**Task directions:** Scan the records for the string "desc", then copy each line that has it.

────────

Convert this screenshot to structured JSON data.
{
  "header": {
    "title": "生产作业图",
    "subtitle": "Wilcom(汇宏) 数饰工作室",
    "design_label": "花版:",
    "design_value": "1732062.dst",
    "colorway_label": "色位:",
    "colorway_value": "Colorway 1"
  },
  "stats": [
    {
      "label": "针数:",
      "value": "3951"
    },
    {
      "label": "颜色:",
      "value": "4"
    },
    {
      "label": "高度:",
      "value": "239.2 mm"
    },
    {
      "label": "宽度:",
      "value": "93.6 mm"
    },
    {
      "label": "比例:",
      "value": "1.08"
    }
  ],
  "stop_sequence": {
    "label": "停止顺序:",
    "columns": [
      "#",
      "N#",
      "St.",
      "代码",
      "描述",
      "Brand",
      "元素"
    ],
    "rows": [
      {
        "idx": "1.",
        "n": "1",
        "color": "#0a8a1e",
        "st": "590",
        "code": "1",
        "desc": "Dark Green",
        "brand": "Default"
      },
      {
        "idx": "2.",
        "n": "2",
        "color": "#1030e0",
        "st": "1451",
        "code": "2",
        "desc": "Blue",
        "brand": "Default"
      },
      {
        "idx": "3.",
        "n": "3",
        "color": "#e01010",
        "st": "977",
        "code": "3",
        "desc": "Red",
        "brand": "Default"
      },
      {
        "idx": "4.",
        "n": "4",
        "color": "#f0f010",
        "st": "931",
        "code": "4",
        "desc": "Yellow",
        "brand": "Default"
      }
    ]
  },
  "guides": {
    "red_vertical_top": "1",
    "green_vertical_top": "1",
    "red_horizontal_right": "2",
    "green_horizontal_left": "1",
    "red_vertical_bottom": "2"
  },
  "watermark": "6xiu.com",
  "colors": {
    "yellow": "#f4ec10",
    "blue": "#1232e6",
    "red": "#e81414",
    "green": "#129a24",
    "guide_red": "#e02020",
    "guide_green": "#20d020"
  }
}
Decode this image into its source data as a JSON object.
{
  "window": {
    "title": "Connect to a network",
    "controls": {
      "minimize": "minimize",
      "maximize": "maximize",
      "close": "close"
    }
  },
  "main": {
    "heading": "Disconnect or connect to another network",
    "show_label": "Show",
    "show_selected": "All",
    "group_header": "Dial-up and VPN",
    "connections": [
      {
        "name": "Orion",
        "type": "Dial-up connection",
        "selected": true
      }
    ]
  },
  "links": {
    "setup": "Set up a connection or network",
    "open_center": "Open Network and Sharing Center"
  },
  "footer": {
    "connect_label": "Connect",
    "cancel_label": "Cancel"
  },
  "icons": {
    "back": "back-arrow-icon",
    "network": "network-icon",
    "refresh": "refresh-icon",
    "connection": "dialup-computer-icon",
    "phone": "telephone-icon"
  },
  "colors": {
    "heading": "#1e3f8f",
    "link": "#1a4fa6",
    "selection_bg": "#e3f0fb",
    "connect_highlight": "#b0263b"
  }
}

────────

**Task response:**
        "desc": "Dark Green",
        "desc": "Blue",
        "desc": "Red",
        "desc": "Yellow",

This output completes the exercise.